[Excerpted records — start]

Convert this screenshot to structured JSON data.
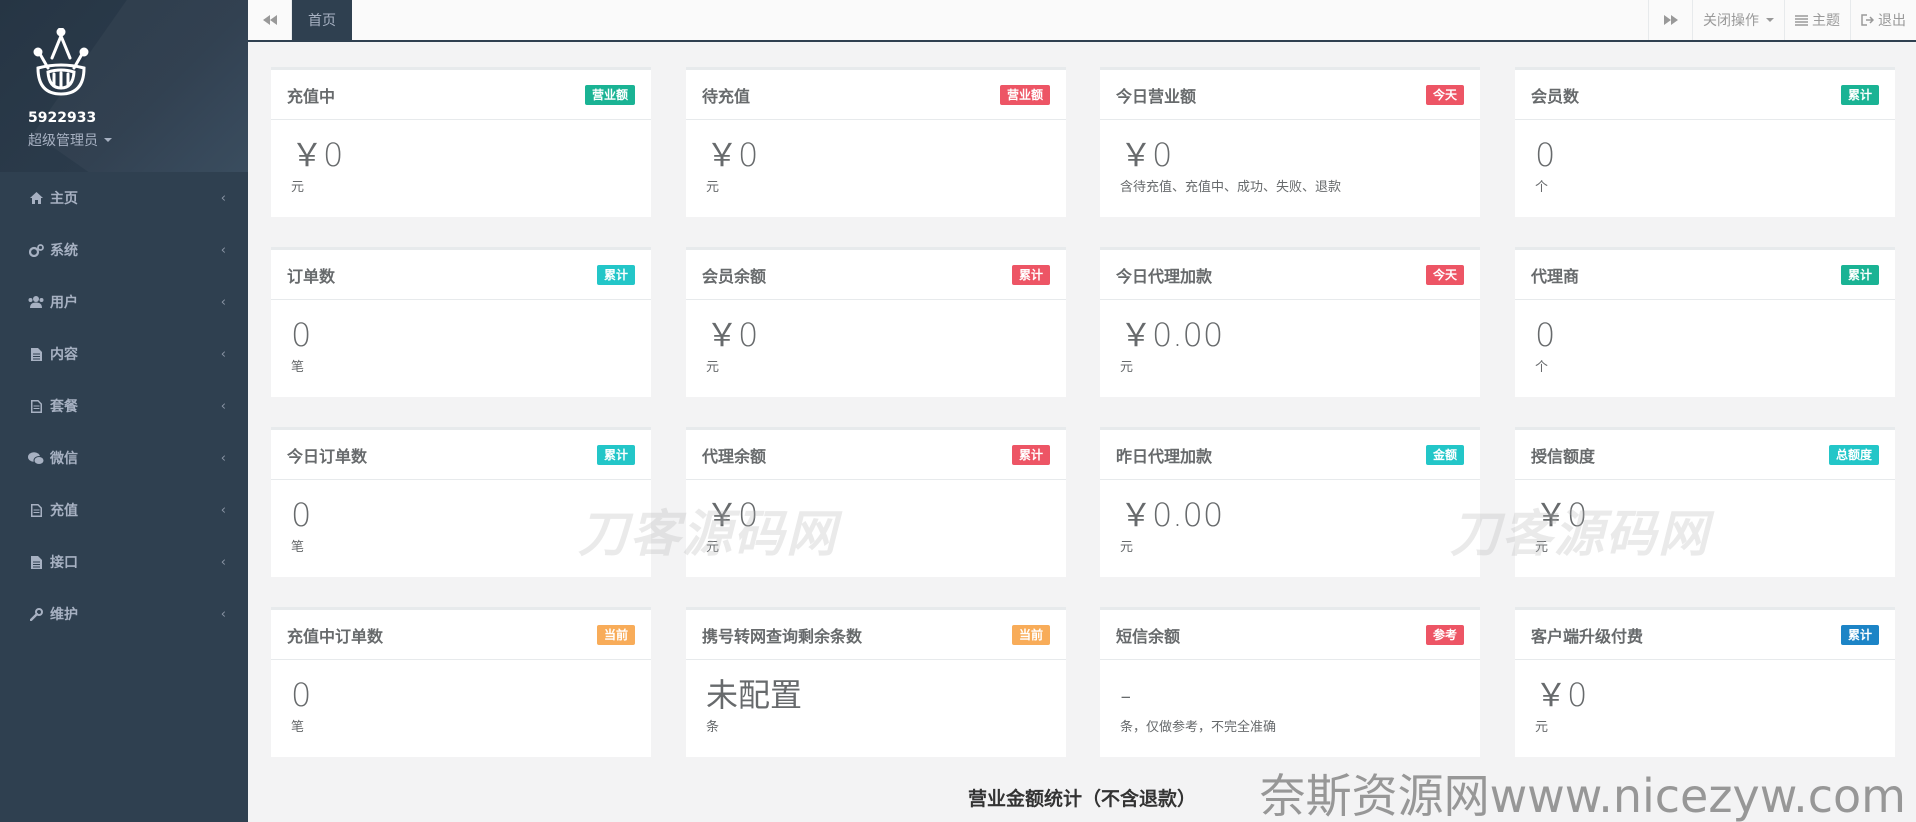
{
  "sidebar": {
    "username": "5922933",
    "role": "超级管理员",
    "items": [
      {
        "label": "主页",
        "icon": "home-icon"
      },
      {
        "label": "系统",
        "icon": "gears-icon"
      },
      {
        "label": "用户",
        "icon": "users-icon"
      },
      {
        "label": "内容",
        "icon": "file-icon"
      },
      {
        "label": "套餐",
        "icon": "file-text-icon"
      },
      {
        "label": "微信",
        "icon": "wechat-icon"
      },
      {
        "label": "充值",
        "icon": "file-text-icon"
      },
      {
        "label": "接口",
        "icon": "file-icon"
      },
      {
        "label": "维护",
        "icon": "wrench-icon"
      }
    ],
    "chevron": "‹"
  },
  "topbar": {
    "active_tab": "首页",
    "close_ops": "关闭操作",
    "theme": "主题",
    "logout": "退出"
  },
  "colors": {
    "green": "#1ab394",
    "red": "#ed5565",
    "cyan": "#23c6c8",
    "orange": "#f8ac59",
    "blue": "#1c84c6"
  },
  "cards": [
    {
      "title": "充值中",
      "badge": "营业额",
      "badge_color": "#1ab394",
      "value": "￥0",
      "unit": "元"
    },
    {
      "title": "待充值",
      "badge": "营业额",
      "badge_color": "#ed5565",
      "value": "￥0",
      "unit": "元"
    },
    {
      "title": "今日营业额",
      "badge": "今天",
      "badge_color": "#ed5565",
      "value": "￥0",
      "unit": "含待充值、充值中、成功、失败、退款"
    },
    {
      "title": "会员数",
      "badge": "累计",
      "badge_color": "#1ab394",
      "value": "0",
      "unit": "个"
    },
    {
      "title": "订单数",
      "badge": "累计",
      "badge_color": "#23c6c8",
      "value": "0",
      "unit": "笔"
    },
    {
      "title": "会员余额",
      "badge": "累计",
      "badge_color": "#ed5565",
      "value": "￥0",
      "unit": "元"
    },
    {
      "title": "今日代理加款",
      "badge": "今天",
      "badge_color": "#ed5565",
      "value": "￥0.00",
      "unit": "元"
    },
    {
      "title": "代理商",
      "badge": "累计",
      "badge_color": "#1ab394",
      "value": "0",
      "unit": "个"
    },
    {
      "title": "今日订单数",
      "badge": "累计",
      "badge_color": "#23c6c8",
      "value": "0",
      "unit": "笔"
    },
    {
      "title": "代理余额",
      "badge": "累计",
      "badge_color": "#ed5565",
      "value": "￥0",
      "unit": "元"
    },
    {
      "title": "昨日代理加款",
      "badge": "金额",
      "badge_color": "#23c6c8",
      "value": "￥0.00",
      "unit": "元"
    },
    {
      "title": "授信额度",
      "badge": "总额度",
      "badge_color": "#23c6c8",
      "value": "￥0",
      "unit": "元"
    },
    {
      "title": "充值中订单数",
      "badge": "当前",
      "badge_color": "#f8ac59",
      "value": "0",
      "unit": "笔"
    },
    {
      "title": "携号转网查询剩余条数",
      "badge": "当前",
      "badge_color": "#f8ac59",
      "value": "未配置",
      "unit": "条"
    },
    {
      "title": "短信余额",
      "badge": "参考",
      "badge_color": "#ed5565",
      "value": "-",
      "unit": "条，仅做参考，不完全准确"
    },
    {
      "title": "客户端升级付费",
      "badge": "累计",
      "badge_color": "#1c84c6",
      "value": "￥0",
      "unit": "元"
    }
  ],
  "section_title": "营业金额统计（不含退款）",
  "watermark_text": "刀客源码网",
  "footer_watermark": "奈斯资源网www.nicezyw.com"
}
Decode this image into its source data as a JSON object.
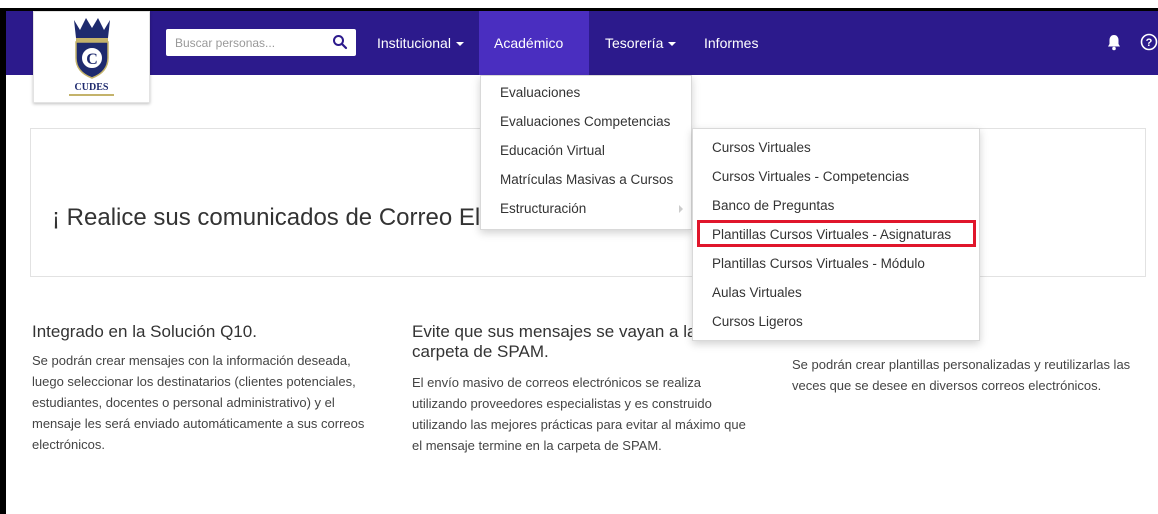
{
  "logo": {
    "text": "CUDES"
  },
  "search": {
    "placeholder": "Buscar personas..."
  },
  "nav": {
    "items": [
      {
        "label": "Institucional",
        "has_caret": true
      },
      {
        "label": "Académico",
        "has_caret": true,
        "active": true
      },
      {
        "label": "Tesorería",
        "has_caret": true
      },
      {
        "label": "Informes",
        "has_caret": false
      }
    ]
  },
  "academico_menu": {
    "items": [
      "Evaluaciones",
      "Evaluaciones Competencias",
      "Educación Virtual",
      "Matrículas Masivas a Cursos",
      "Estructuración"
    ]
  },
  "educacion_virtual_menu": {
    "items": [
      "Cursos Virtuales",
      "Cursos Virtuales - Competencias",
      "Banco de Preguntas",
      "Plantillas Cursos Virtuales - Asignaturas",
      "Plantillas Cursos Virtuales - Módulo",
      "Aulas Virtuales",
      "Cursos Ligeros"
    ],
    "highlighted_index": 3
  },
  "main": {
    "title": "¡ Realice sus comunicados de Correo El",
    "columns": [
      {
        "heading": "Integrado en la Solución Q10.",
        "body": "Se podrán crear mensajes con la información deseada, luego seleccionar los destinatarios (clientes potenciales, estudiantes, docentes o personal administrativo) y el mensaje les será enviado automáticamente a sus correos electrónicos."
      },
      {
        "heading": "Evite que sus mensajes se vayan a la carpeta de SPAM.",
        "body": "El envío masivo de correos electrónicos se realiza utilizando proveedores especialistas y es construido utilizando las mejores prácticas para evitar al máximo que el mensaje termine en la carpeta de SPAM."
      },
      {
        "heading": "",
        "body": "Se podrán crear plantillas personalizadas y reutilizarlas las veces que se desee en diversos correos electrónicos."
      }
    ]
  },
  "colors": {
    "navbar": "#2c1a8c",
    "nav_active": "#4a2ec0",
    "highlight": "#e0162b"
  }
}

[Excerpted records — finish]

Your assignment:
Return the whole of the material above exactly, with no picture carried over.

Response to the exercise:
Convert this screenshot to structured JSON data.
{
  "sidebar": {
    "username": "5922933",
    "role": "超级管理员",
    "items": [
      {
        "label": "主页",
        "icon": "home-icon"
      },
      {
        "label": "系统",
        "icon": "gears-icon"
      },
      {
        "label": "用户",
        "icon": "users-icon"
      },
      {
        "label": "内容",
        "icon": "file-icon"
      },
      {
        "label": "套餐",
        "icon": "file-text-icon"
      },
      {
        "label": "微信",
        "icon": "wechat-icon"
      },
      {
        "label": "充值",
        "icon": "file-text-icon"
      },
      {
        "label": "接口",
        "icon": "file-icon"
      },
      {
        "label": "维护",
        "icon": "wrench-icon"
      }
    ],
    "chevron": "‹"
  },
  "topbar": {
    "active_tab": "首页",
    "close_ops": "关闭操作",
    "theme": "主题",
    "logout": "退出"
  },
  "colors": {
    "green": "#1ab394",
    "red": "#ed5565",
    "cyan": "#23c6c8",
    "orange": "#f8ac59",
    "blue": "#1c84c6"
  },
  "cards": [
    {
      "title": "充值中",
      "badge": "营业额",
      "badge_color": "#1ab394",
      "value": "￥0",
      "unit": "元"
    },
    {
      "title": "待充值",
      "badge": "营业额",
      "badge_color": "#ed5565",
      "value": "￥0",
      "unit": "元"
    },
    {
      "title": "今日营业额",
      "badge": "今天",
      "badge_color": "#ed5565",
      "value": "￥0",
      "unit": "含待充值、充值中、成功、失败、退款"
    },
    {
      "title": "会员数",
      "badge": "累计",
      "badge_color": "#1ab394",
      "value": "0",
      "unit": "个"
    },
    {
      "title": "订单数",
      "badge": "累计",
      "badge_color": "#23c6c8",
      "value": "0",
      "unit": "笔"
    },
    {
      "title": "会员余额",
      "badge": "累计",
      "badge_color": "#ed5565",
      "value": "￥0",
      "unit": "元"
    },
    {
      "title": "今日代理加款",
      "badge": "今天",
      "badge_color": "#ed5565",
      "value": "￥0.00",
      "unit": "元"
    },
    {
      "title": "代理商",
      "badge": "累计",
      "badge_color": "#1ab394",
      "value": "0",
      "unit": "个"
    },
    {
      "title": "今日订单数",
      "badge": "累计",
      "badge_color": "#23c6c8",
      "value": "0",
      "unit": "笔"
    },
    {
      "title": "代理余额",
      "badge": "累计",
      "badge_color": "#ed5565",
      "value": "￥0",
      "unit": "元"
    },
    {
      "title": "昨日代理加款",
      "badge": "金额",
      "badge_color": "#23c6c8",
      "value": "￥0.00",
      "unit": "元"
    },
    {
      "title": "授信额度",
      "badge": "总额度",
      "badge_color": "#23c6c8",
      "value": "￥0",
      "unit": "元"
    },
    {
      "title": "充值中订单数",
      "badge": "当前",
      "badge_color": "#f8ac59",
      "value": "0",
      "unit": "笔"
    },
    {
      "title": "携号转网查询剩余条数",
      "badge": "当前",
      "badge_color": "#f8ac59",
      "value": "未配置",
      "unit": "条"
    },
    {
      "title": "短信余额",
      "badge": "参考",
      "badge_color": "#ed5565",
      "value": "-",
      "unit": "条，仅做参考，不完全准确"
    },
    {
      "title": "客户端升级付费",
      "badge": "累计",
      "badge_color": "#1c84c6",
      "value": "￥0",
      "unit": "元"
    }
  ],
  "section_title": "营业金额统计（不含退款）",
  "watermark_text": "刀客源码网",
  "footer_watermark": "奈斯资源网www.nicezyw.com"
}
Decode this image into its source data as a JSON object.
{
  "logo": {
    "text": "CUDES"
  },
  "search": {
    "placeholder": "Buscar personas..."
  },
  "nav": {
    "items": [
      {
        "label": "Institucional",
        "has_caret": true
      },
      {
        "label": "Académico",
        "has_caret": true,
        "active": true
      },
      {
        "label": "Tesorería",
        "has_caret": true
      },
      {
        "label": "Informes",
        "has_caret": false
      }
    ]
  },
  "academico_menu": {
    "items": [
      "Evaluaciones",
      "Evaluaciones Competencias",
      "Educación Virtual",
      "Matrículas Masivas a Cursos",
      "Estructuración"
    ]
  },
  "educacion_virtual_menu": {
    "items": [
      "Cursos Virtuales",
      "Cursos Virtuales - Competencias",
      "Banco de Preguntas",
      "Plantillas Cursos Virtuales - Asignaturas",
      "Plantillas Cursos Virtuales - Módulo",
      "Aulas Virtuales",
      "Cursos Ligeros"
    ],
    "highlighted_index": 3
  },
  "main": {
    "title": "¡ Realice sus comunicados de Correo El",
    "columns": [
      {
        "heading": "Integrado en la Solución Q10.",
        "body": "Se podrán crear mensajes con la información deseada, luego seleccionar los destinatarios (clientes potenciales, estudiantes, docentes o personal administrativo) y el mensaje les será enviado automáticamente a sus correos electrónicos."
      },
      {
        "heading": "Evite que sus mensajes se vayan a la carpeta de SPAM.",
        "body": "El envío masivo de correos electrónicos se realiza utilizando proveedores especialistas y es construido utilizando las mejores prácticas para evitar al máximo que el mensaje termine en la carpeta de SPAM."
      },
      {
        "heading": "",
        "body": "Se podrán crear plantillas personalizadas y reutilizarlas las veces que se desee en diversos correos electrónicos."
      }
    ]
  },
  "colors": {
    "navbar": "#2c1a8c",
    "nav_active": "#4a2ec0",
    "highlight": "#e0162b"
  }
}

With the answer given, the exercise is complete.